Identify every line in the records below that contains the word "facebook", and reproduce each one.

++++++++++

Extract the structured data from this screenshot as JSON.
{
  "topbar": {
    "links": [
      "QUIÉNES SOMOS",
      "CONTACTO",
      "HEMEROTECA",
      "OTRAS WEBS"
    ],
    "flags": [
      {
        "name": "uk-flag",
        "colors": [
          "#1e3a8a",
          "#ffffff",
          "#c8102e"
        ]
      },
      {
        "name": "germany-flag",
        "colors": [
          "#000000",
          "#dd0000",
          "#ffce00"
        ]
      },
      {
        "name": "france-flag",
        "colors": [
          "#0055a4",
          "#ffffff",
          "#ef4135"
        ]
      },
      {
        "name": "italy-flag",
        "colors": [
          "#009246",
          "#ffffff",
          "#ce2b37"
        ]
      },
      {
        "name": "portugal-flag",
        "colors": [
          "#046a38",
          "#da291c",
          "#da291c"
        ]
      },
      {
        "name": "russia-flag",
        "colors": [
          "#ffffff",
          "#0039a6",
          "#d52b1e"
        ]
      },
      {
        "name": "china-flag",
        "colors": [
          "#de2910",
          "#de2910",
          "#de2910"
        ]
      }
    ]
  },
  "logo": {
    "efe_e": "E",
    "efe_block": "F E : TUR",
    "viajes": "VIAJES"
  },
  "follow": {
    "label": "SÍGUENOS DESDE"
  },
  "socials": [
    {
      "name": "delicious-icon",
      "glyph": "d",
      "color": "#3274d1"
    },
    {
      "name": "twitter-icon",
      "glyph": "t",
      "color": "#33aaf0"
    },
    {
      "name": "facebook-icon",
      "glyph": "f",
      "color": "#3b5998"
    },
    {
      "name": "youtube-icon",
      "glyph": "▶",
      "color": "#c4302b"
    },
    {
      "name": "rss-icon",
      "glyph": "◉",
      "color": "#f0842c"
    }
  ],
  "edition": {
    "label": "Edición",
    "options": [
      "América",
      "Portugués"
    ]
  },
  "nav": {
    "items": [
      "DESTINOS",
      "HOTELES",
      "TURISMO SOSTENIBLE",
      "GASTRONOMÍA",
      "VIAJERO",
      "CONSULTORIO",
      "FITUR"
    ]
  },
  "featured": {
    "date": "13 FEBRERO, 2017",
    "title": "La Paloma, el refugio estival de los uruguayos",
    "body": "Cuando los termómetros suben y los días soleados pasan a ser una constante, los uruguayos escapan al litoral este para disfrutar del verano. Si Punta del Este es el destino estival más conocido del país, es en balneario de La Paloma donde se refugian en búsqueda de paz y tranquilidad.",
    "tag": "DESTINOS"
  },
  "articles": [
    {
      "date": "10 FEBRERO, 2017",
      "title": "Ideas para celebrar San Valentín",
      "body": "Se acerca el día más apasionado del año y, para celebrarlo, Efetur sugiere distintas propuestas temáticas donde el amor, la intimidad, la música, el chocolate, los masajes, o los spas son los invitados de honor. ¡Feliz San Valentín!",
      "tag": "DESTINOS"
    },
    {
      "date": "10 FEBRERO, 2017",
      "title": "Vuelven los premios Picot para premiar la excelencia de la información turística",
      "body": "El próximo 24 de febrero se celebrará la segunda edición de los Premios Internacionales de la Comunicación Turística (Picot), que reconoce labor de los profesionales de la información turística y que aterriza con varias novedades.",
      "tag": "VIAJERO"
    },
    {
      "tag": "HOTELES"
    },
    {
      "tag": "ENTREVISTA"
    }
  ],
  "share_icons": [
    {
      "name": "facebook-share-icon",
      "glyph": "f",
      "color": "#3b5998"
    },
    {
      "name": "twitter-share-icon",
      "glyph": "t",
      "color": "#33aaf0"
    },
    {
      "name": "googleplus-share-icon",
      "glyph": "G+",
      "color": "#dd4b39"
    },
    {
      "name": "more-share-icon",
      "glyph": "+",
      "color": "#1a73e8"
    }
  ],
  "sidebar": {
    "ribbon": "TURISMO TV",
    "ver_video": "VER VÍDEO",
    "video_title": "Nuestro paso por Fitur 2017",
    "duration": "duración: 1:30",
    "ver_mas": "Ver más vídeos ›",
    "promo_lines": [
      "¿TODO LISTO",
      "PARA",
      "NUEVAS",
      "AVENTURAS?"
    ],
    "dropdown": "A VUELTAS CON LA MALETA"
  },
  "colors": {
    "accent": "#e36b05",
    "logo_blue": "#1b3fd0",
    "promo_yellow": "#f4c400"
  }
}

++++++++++

▸ Answer box:
      "name": "facebook-icon",
      "name": "facebook-share-icon",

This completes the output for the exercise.